------ Provided information

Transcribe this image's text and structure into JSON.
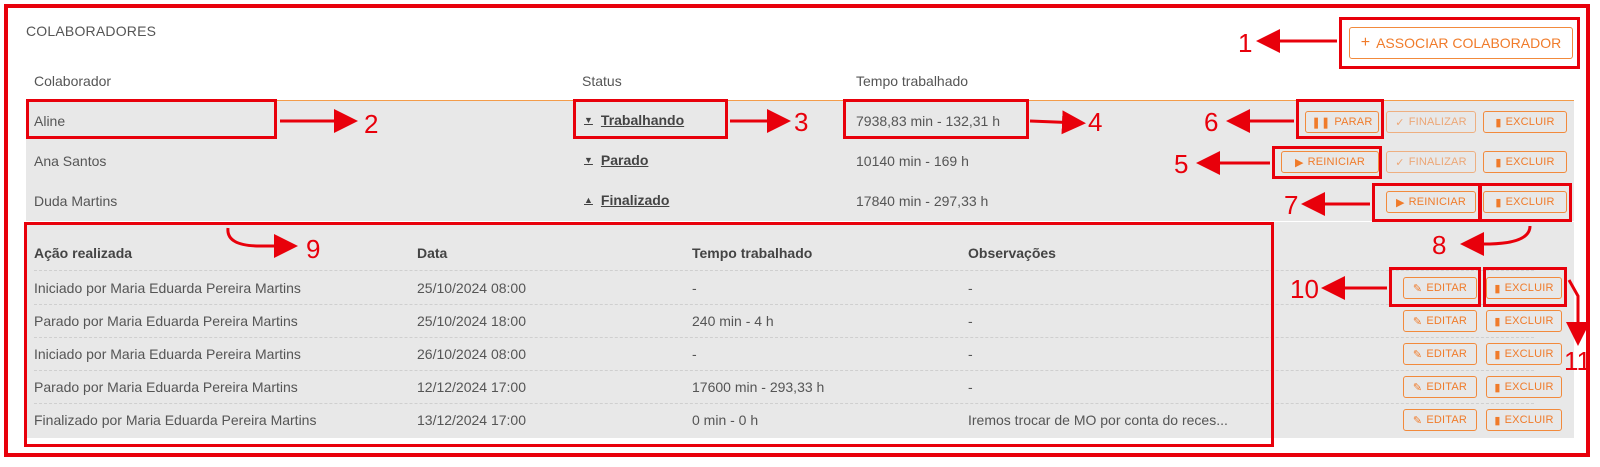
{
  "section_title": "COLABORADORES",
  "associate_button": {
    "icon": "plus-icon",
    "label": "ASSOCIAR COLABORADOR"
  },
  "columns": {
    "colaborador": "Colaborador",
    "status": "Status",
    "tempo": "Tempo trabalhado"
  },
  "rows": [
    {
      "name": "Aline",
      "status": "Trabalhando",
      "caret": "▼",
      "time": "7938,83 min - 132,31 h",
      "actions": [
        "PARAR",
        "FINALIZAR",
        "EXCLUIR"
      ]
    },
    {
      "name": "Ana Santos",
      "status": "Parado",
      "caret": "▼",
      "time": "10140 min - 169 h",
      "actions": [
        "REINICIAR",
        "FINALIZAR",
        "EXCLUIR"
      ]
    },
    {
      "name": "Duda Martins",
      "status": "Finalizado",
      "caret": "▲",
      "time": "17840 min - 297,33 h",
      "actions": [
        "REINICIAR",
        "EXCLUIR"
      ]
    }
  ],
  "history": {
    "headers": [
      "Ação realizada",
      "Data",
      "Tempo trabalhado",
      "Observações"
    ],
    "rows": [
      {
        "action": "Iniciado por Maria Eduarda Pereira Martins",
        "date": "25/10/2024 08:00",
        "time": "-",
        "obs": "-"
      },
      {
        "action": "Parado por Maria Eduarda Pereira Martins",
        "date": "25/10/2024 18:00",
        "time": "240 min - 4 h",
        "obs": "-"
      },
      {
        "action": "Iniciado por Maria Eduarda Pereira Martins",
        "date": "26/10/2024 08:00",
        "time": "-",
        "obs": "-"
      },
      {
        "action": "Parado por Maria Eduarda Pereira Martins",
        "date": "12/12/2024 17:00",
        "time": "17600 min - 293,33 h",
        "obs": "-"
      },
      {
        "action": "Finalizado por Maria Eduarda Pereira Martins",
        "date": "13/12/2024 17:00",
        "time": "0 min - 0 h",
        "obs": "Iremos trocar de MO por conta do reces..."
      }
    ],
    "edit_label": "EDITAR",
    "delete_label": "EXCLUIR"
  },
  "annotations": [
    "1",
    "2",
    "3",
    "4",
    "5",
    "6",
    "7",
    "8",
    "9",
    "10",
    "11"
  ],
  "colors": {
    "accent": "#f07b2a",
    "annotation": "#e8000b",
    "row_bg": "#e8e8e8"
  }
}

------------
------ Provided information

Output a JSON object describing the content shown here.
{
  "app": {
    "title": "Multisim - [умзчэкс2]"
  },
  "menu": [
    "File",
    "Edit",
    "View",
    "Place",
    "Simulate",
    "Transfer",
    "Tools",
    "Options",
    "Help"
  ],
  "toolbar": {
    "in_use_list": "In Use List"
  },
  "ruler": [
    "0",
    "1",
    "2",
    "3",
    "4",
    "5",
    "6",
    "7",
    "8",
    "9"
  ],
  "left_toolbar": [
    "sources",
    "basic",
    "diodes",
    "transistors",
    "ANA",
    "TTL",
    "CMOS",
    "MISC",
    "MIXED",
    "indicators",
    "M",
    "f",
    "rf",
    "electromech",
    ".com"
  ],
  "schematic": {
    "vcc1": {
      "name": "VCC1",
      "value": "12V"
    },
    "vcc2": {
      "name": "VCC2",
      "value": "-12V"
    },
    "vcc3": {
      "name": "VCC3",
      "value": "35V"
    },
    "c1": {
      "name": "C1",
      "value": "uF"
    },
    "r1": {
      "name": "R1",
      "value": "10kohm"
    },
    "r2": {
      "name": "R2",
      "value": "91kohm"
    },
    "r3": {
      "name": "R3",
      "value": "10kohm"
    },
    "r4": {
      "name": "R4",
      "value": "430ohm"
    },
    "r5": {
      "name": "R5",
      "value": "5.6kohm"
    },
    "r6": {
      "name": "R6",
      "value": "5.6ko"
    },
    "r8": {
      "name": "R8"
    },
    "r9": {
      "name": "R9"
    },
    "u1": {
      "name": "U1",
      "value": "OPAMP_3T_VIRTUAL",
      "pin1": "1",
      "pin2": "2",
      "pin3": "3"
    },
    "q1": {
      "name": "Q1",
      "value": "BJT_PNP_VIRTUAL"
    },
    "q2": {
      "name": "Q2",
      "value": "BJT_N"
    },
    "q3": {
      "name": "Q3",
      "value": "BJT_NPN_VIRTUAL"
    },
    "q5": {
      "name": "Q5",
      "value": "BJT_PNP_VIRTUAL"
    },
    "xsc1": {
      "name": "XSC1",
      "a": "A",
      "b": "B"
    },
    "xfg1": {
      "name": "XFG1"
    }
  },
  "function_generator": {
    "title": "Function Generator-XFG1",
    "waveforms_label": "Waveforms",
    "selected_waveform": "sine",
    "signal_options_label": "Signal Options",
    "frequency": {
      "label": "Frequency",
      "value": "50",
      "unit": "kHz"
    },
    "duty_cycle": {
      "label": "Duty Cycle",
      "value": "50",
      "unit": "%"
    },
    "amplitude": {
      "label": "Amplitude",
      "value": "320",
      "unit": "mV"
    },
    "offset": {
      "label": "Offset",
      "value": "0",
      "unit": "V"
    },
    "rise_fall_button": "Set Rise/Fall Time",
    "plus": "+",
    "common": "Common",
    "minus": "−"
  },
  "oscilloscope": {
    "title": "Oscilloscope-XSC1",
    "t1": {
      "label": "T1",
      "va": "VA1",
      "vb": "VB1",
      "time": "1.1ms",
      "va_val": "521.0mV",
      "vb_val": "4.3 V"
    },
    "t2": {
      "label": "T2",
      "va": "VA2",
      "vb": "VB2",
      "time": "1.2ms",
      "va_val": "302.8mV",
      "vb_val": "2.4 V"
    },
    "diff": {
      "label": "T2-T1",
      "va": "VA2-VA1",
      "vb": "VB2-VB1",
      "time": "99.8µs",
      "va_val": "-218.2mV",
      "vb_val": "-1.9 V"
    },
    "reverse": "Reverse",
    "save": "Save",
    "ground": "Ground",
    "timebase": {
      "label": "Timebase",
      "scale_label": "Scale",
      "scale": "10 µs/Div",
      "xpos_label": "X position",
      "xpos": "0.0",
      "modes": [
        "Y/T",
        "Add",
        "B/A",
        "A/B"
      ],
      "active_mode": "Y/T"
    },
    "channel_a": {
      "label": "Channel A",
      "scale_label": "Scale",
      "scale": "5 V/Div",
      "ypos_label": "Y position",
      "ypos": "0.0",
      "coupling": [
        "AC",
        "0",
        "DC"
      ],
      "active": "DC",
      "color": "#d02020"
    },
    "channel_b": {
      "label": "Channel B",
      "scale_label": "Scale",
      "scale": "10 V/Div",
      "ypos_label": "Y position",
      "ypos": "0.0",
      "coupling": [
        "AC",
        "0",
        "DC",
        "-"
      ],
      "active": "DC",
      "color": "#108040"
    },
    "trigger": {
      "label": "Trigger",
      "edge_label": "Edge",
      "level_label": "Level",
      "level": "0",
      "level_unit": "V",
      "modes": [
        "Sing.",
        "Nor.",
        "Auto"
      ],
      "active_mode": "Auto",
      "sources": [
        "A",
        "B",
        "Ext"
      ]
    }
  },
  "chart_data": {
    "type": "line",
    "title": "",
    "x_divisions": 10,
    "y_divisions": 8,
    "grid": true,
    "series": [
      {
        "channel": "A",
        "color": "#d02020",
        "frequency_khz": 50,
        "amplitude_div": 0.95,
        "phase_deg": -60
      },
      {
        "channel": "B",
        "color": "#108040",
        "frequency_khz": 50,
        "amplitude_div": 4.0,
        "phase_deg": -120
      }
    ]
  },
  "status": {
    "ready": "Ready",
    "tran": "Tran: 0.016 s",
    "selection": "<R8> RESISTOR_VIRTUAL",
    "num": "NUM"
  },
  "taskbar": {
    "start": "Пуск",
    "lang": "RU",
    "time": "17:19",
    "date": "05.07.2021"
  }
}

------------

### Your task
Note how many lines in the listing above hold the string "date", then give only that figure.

### Task output
6